Top Six Health Care Myths
At a time of budget cuts and debate over health care programs like Medicare, the U.S. is being forced to re-examine the role of health care and its associated costs. Considering that the U.S. spends twice as much per capita on health care as other developed countries, are we really getting good value for our money? What myths beg to be dispelled when it comes to health care?
Myth 1: More care equals better care.
There is such a thing as too much. Consider the overuse of antibiotics to treat ear infections- a condition that normally resolves itself within days if left untreated. The overuse has led to the rise of drug-resistant bacteria that can kill, even when treated with some of the most common antibiotics.
Myth 2: Invasive procedures are always called for in patients with chest pain.

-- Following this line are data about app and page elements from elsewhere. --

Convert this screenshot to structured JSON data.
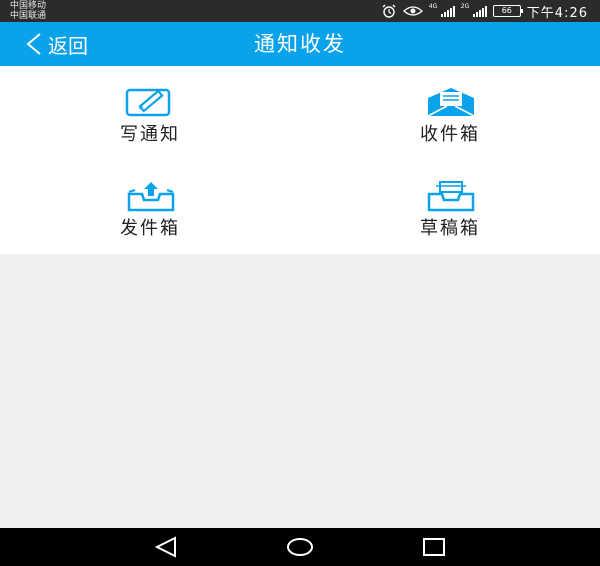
{
  "status_bar": {
    "carrier_1": "中国移动",
    "carrier_2": "中国联通",
    "signal_1_tag": "4G",
    "signal_2_tag": "2G",
    "battery": "66",
    "time": "下午4:26",
    "icons": [
      "alarm-icon",
      "eye-icon",
      "signal-icon",
      "battery-icon"
    ]
  },
  "header": {
    "back_label": "返回",
    "title": "通知收发",
    "background_color": "#0aa2ea"
  },
  "menu": {
    "items": [
      {
        "label": "写通知",
        "icon": "edit-icon"
      },
      {
        "label": "收件箱",
        "icon": "inbox-mail-icon"
      },
      {
        "label": "发件箱",
        "icon": "outbox-icon"
      },
      {
        "label": "草稿箱",
        "icon": "drafts-icon"
      }
    ],
    "icon_color": "#0aa2ea"
  },
  "nav_bar": {
    "buttons": [
      "back-triangle-icon",
      "home-circle-icon",
      "recents-square-icon"
    ]
  }
}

Recent studies compared invasive procedures such as angioplasty for stable patients reporting mild chest pain. Five studies found that the procedures did not improve survival odds and were no more effective than certain drugs like beta-blockers, statins, and aspirin, and lifestyle choices like exercise and diet. Stenting costs Medicare over $1.6 billion a year.
Myth 3: Statins are for everyone with high cholesterol
In spite of studies that prove statins, cholesterol-lowering drugs, only help those with both heart disease and high cholesterol, they are often prescribed for those in the latter category, despite side effects like severe muscle disease that occurs in up to 20 percent of patients.
Myth 4: Health care access is the leading factor in how healthy anyone is.
Health care access is only one factor among many in how healthy people are. A number of studies have suggested that it is not as important as lifestyle, education, income, adequate housing and sanitation, and vaccinations. Health care availability is most important when people have access to primary care doctors.
Myth 5: The United States has the best health care in the world.
While the U.S. ranks highest in survival of certain forms of cancer, it falls short in comparison with most developed countries in a majority of other areas, according to the 2008 CONCORD study. No developed country spends more than the U.S. which gets the poorest return on its investment.
The U.S. ranks 28th in life expectancy for women reaching 65 years old. It ranks 24th place in the same statistic for men.
Myth 6: Any medical test is a good test.
A recent study by Johns Hopkins found that 1,000 patients undergoing CT angiography had about the same number of deaths and heart attacks during the proceeding 18 months than the same number who went without the screening.